UPDATE: A labor agreement reached Friday will put an end to a week-long strike by concrete truck drivers in the Seattle area, The Seattle Times reported. The local Teamsters union struck a deal with five area cement suppliers, though the terms have not been disclosed.
As many as one-quarter of Seattle-area concrete truck drivers were on strike this week, and more were likely to join them, stalling construction during the city's busy summer season, according to The Seattle Times.
The 300 Teamsters who drive concrete trucks in King County had been working without a contract with five area companies since the beginning of the month. The strike had some of the 74 major construction projects underway in the city, including the Alaskan Way Viaduct replacement, waiting a week for concrete deliveries.
Details of the negotiations were not made public, but Teamsters officials said the concrete companies are not acting in good faith. Representatives of one company, CalPortland, said union demands are unreasonable and that the walk-off has harmed projects and perhaps equipment as well.

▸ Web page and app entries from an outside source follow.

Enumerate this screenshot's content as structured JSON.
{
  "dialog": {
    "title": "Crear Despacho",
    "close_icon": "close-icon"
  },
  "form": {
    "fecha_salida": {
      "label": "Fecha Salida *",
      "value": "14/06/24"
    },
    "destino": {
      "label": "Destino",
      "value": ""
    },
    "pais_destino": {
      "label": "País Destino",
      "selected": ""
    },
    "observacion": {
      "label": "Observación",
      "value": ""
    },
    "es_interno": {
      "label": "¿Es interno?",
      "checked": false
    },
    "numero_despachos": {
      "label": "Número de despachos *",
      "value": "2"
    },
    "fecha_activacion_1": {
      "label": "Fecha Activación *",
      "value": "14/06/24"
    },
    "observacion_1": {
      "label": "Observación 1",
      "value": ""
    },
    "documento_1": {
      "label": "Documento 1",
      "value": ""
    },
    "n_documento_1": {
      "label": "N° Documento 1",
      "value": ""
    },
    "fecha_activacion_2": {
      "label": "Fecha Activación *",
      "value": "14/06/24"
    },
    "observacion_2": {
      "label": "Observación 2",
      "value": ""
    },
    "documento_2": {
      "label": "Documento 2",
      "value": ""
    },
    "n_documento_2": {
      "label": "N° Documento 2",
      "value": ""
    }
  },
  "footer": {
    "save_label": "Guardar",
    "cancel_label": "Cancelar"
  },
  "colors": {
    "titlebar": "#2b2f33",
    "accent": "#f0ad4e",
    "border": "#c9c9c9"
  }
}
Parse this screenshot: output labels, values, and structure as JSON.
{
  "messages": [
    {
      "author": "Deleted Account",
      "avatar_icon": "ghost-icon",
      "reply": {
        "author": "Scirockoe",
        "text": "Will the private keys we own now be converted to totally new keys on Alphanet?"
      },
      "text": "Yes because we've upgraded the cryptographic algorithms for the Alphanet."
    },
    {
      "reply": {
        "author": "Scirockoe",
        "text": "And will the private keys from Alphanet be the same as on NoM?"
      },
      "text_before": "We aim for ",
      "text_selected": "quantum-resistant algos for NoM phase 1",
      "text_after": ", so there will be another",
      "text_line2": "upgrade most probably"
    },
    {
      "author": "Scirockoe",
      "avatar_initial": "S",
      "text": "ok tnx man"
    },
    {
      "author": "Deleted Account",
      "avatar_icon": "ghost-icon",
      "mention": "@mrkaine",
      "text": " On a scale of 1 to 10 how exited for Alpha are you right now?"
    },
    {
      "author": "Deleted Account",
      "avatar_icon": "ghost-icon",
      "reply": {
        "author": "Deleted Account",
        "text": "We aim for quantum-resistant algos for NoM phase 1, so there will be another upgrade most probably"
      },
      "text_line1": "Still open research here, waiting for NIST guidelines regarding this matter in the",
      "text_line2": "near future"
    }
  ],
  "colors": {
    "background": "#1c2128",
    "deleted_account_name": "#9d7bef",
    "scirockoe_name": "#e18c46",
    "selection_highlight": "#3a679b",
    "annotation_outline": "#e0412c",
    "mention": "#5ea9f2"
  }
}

Although unions' influence in many areas of the country has dwindled, it's fairly unusual to see a full-on strike. Because of the nature of drivers' employment and service to multiple projects, they are typically not part of the trade-union project labor agreements (PLAs) that set rules for the resolution of labor disputes that arise on a job.
PLAs are collective bargaining agreements that determine what type and how many workers contractors must use on a project, as well as the wages and benefits those workers will receive. They usually forbid strikes and lockouts.
Construction industry groups like the Associated Builders and Contractors oppose PLAs, arguing that the agreements require nonunion employees and employers to pay into union benefits they'd otherwise have to join the union to receive. Industry groups also say PLAs often include negotiated wages that increase costs for nonunion contractors. Many trade unions counter that nonunion employers and employees should have to pay for negotiation efforts that benefit everyone working on a PLA job.
Some state governments have passed laws outlawing mandatory PLAs on state projects and prohibiting nonunion employees and employers from being forced to pay into union benefit programs. Missouri is the most recent state to ban mandatory PLAs on state-funded construction projects.